» **Data to use**
= = = =
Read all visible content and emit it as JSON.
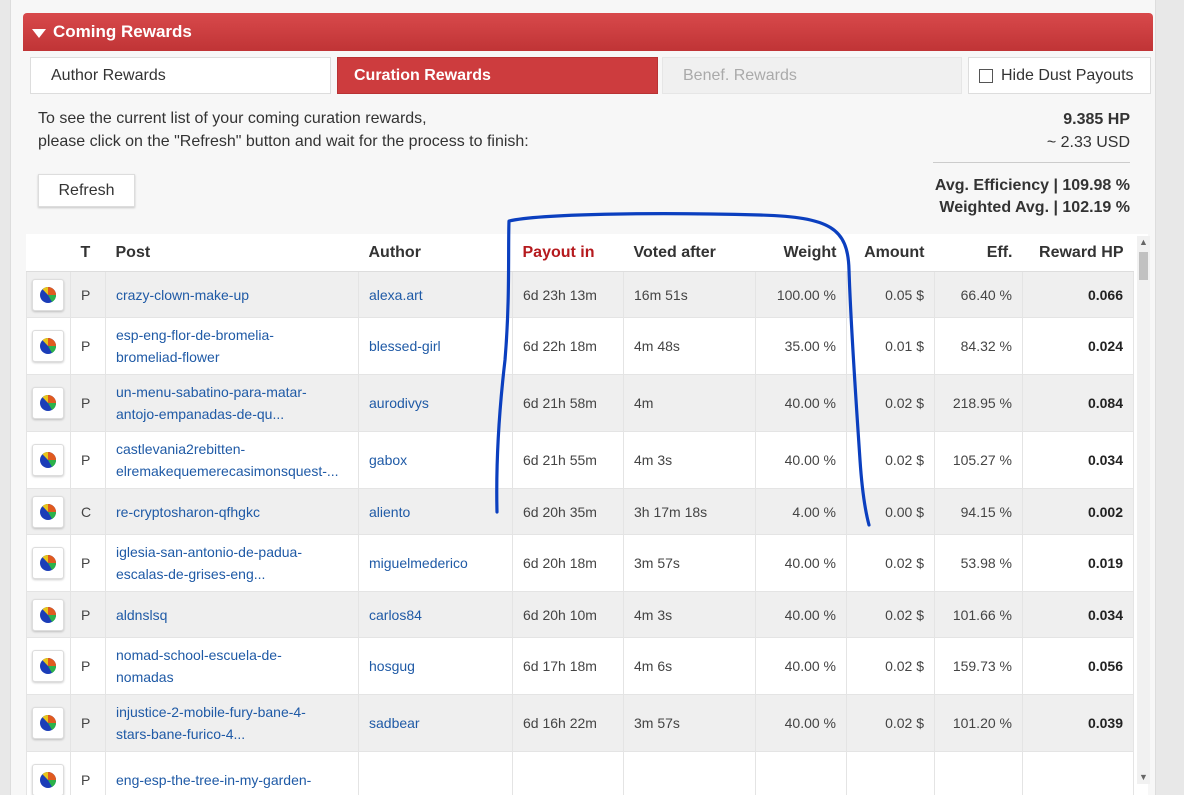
{
  "section": {
    "title": "Coming Rewards"
  },
  "tabs": [
    {
      "label": "Author Rewards"
    },
    {
      "label": "Curation Rewards"
    },
    {
      "label": "Benef. Rewards"
    }
  ],
  "hide_dust": {
    "label": "Hide Dust Payouts",
    "checked": false
  },
  "info": {
    "line1": "To see the current list of your coming curation rewards,",
    "line2": "please click on the \"Refresh\" button and wait for the process to finish:"
  },
  "totals": {
    "hp": "9.385 HP",
    "usd": "~ 2.33 USD",
    "avg_efficiency": "Avg. Efficiency | 109.98 %",
    "weighted_avg": "Weighted Avg. | 102.19 %"
  },
  "refresh_label": "Refresh",
  "table": {
    "headers": [
      "T",
      "Post",
      "Author",
      "Payout in",
      "Voted after",
      "Weight",
      "Amount",
      "Eff.",
      "Reward HP"
    ],
    "rows": [
      {
        "t": "P",
        "post": [
          "crazy-clown-make-up"
        ],
        "author": "alexa.art",
        "payout": "6d 23h 13m",
        "voted": "16m 51s",
        "weight": "100.00 %",
        "amount": "0.05 $",
        "eff": "66.40 %",
        "reward": "0.066"
      },
      {
        "t": "P",
        "post": [
          "esp-eng-flor-de-bromelia-",
          "bromeliad-flower"
        ],
        "author": "blessed-girl",
        "payout": "6d 22h 18m",
        "voted": "4m 48s",
        "weight": "35.00 %",
        "amount": "0.01 $",
        "eff": "84.32 %",
        "reward": "0.024"
      },
      {
        "t": "P",
        "post": [
          "un-menu-sabatino-para-matar-",
          "antojo-empanadas-de-qu..."
        ],
        "author": "aurodivys",
        "payout": "6d 21h 58m",
        "voted": "4m",
        "weight": "40.00 %",
        "amount": "0.02 $",
        "eff": "218.95 %",
        "reward": "0.084"
      },
      {
        "t": "P",
        "post": [
          "castlevania2rebitten-",
          "elremakequemerecasimonsquest-..."
        ],
        "author": "gabox",
        "payout": "6d 21h 55m",
        "voted": "4m 3s",
        "weight": "40.00 %",
        "amount": "0.02 $",
        "eff": "105.27 %",
        "reward": "0.034"
      },
      {
        "t": "C",
        "post": [
          "re-cryptosharon-qfhgkc"
        ],
        "author": "aliento",
        "payout": "6d 20h 35m",
        "voted": "3h 17m 18s",
        "weight": "4.00 %",
        "amount": "0.00 $",
        "eff": "94.15 %",
        "reward": "0.002"
      },
      {
        "t": "P",
        "post": [
          "iglesia-san-antonio-de-padua-",
          "escalas-de-grises-eng..."
        ],
        "author": "miguelmederico",
        "payout": "6d 20h 18m",
        "voted": "3m 57s",
        "weight": "40.00 %",
        "amount": "0.02 $",
        "eff": "53.98 %",
        "reward": "0.019"
      },
      {
        "t": "P",
        "post": [
          "aldnslsq"
        ],
        "author": "carlos84",
        "payout": "6d 20h 10m",
        "voted": "4m 3s",
        "weight": "40.00 %",
        "amount": "0.02 $",
        "eff": "101.66 %",
        "reward": "0.034"
      },
      {
        "t": "P",
        "post": [
          "nomad-school-escuela-de-",
          "nomadas"
        ],
        "author": "hosgug",
        "payout": "6d 17h 18m",
        "voted": "4m 6s",
        "weight": "40.00 %",
        "amount": "0.02 $",
        "eff": "159.73 %",
        "reward": "0.056"
      },
      {
        "t": "P",
        "post": [
          "injustice-2-mobile-fury-bane-4-",
          "stars-bane-furico-4..."
        ],
        "author": "sadbear",
        "payout": "6d 16h 22m",
        "voted": "3m 57s",
        "weight": "40.00 %",
        "amount": "0.02 $",
        "eff": "101.20 %",
        "reward": "0.039"
      },
      {
        "t": "P",
        "post": [
          "eng-esp-the-tree-in-my-garden-",
          ""
        ],
        "author": "",
        "payout": "",
        "voted": "",
        "weight": "",
        "amount": "",
        "eff": "",
        "reward": ""
      }
    ]
  },
  "colors": {
    "header_red": "#c8393b",
    "link_blue": "#1f5aa6",
    "payout_header": "#b51a1e",
    "annotation_blue": "#0b3fbf"
  },
  "icons": {
    "collapse": "caret-down-icon",
    "row_action": "pie-chart-icon"
  }
}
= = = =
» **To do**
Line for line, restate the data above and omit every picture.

» **Exercise answer**
Read all visible content and emit it as JSON.
{
  "section": {
    "title": "Coming Rewards"
  },
  "tabs": [
    {
      "label": "Author Rewards"
    },
    {
      "label": "Curation Rewards"
    },
    {
      "label": "Benef. Rewards"
    }
  ],
  "hide_dust": {
    "label": "Hide Dust Payouts",
    "checked": false
  },
  "info": {
    "line1": "To see the current list of your coming curation rewards,",
    "line2": "please click on the \"Refresh\" button and wait for the process to finish:"
  },
  "totals": {
    "hp": "9.385 HP",
    "usd": "~ 2.33 USD",
    "avg_efficiency": "Avg. Efficiency | 109.98 %",
    "weighted_avg": "Weighted Avg. | 102.19 %"
  },
  "refresh_label": "Refresh",
  "table": {
    "headers": [
      "T",
      "Post",
      "Author",
      "Payout in",
      "Voted after",
      "Weight",
      "Amount",
      "Eff.",
      "Reward HP"
    ],
    "rows": [
      {
        "t": "P",
        "post": [
          "crazy-clown-make-up"
        ],
        "author": "alexa.art",
        "payout": "6d 23h 13m",
        "voted": "16m 51s",
        "weight": "100.00 %",
        "amount": "0.05 $",
        "eff": "66.40 %",
        "reward": "0.066"
      },
      {
        "t": "P",
        "post": [
          "esp-eng-flor-de-bromelia-",
          "bromeliad-flower"
        ],
        "author": "blessed-girl",
        "payout": "6d 22h 18m",
        "voted": "4m 48s",
        "weight": "35.00 %",
        "amount": "0.01 $",
        "eff": "84.32 %",
        "reward": "0.024"
      },
      {
        "t": "P",
        "post": [
          "un-menu-sabatino-para-matar-",
          "antojo-empanadas-de-qu..."
        ],
        "author": "aurodivys",
        "payout": "6d 21h 58m",
        "voted": "4m",
        "weight": "40.00 %",
        "amount": "0.02 $",
        "eff": "218.95 %",
        "reward": "0.084"
      },
      {
        "t": "P",
        "post": [
          "castlevania2rebitten-",
          "elremakequemerecasimonsquest-..."
        ],
        "author": "gabox",
        "payout": "6d 21h 55m",
        "voted": "4m 3s",
        "weight": "40.00 %",
        "amount": "0.02 $",
        "eff": "105.27 %",
        "reward": "0.034"
      },
      {
        "t": "C",
        "post": [
          "re-cryptosharon-qfhgkc"
        ],
        "author": "aliento",
        "payout": "6d 20h 35m",
        "voted": "3h 17m 18s",
        "weight": "4.00 %",
        "amount": "0.00 $",
        "eff": "94.15 %",
        "reward": "0.002"
      },
      {
        "t": "P",
        "post": [
          "iglesia-san-antonio-de-padua-",
          "escalas-de-grises-eng..."
        ],
        "author": "miguelmederico",
        "payout": "6d 20h 18m",
        "voted": "3m 57s",
        "weight": "40.00 %",
        "amount": "0.02 $",
        "eff": "53.98 %",
        "reward": "0.019"
      },
      {
        "t": "P",
        "post": [
          "aldnslsq"
        ],
        "author": "carlos84",
        "payout": "6d 20h 10m",
        "voted": "4m 3s",
        "weight": "40.00 %",
        "amount": "0.02 $",
        "eff": "101.66 %",
        "reward": "0.034"
      },
      {
        "t": "P",
        "post": [
          "nomad-school-escuela-de-",
          "nomadas"
        ],
        "author": "hosgug",
        "payout": "6d 17h 18m",
        "voted": "4m 6s",
        "weight": "40.00 %",
        "amount": "0.02 $",
        "eff": "159.73 %",
        "reward": "0.056"
      },
      {
        "t": "P",
        "post": [
          "injustice-2-mobile-fury-bane-4-",
          "stars-bane-furico-4..."
        ],
        "author": "sadbear",
        "payout": "6d 16h 22m",
        "voted": "3m 57s",
        "weight": "40.00 %",
        "amount": "0.02 $",
        "eff": "101.20 %",
        "reward": "0.039"
      },
      {
        "t": "P",
        "post": [
          "eng-esp-the-tree-in-my-garden-",
          ""
        ],
        "author": "",
        "payout": "",
        "voted": "",
        "weight": "",
        "amount": "",
        "eff": "",
        "reward": ""
      }
    ]
  },
  "colors": {
    "header_red": "#c8393b",
    "link_blue": "#1f5aa6",
    "payout_header": "#b51a1e",
    "annotation_blue": "#0b3fbf"
  },
  "icons": {
    "collapse": "caret-down-icon",
    "row_action": "pie-chart-icon"
  }
}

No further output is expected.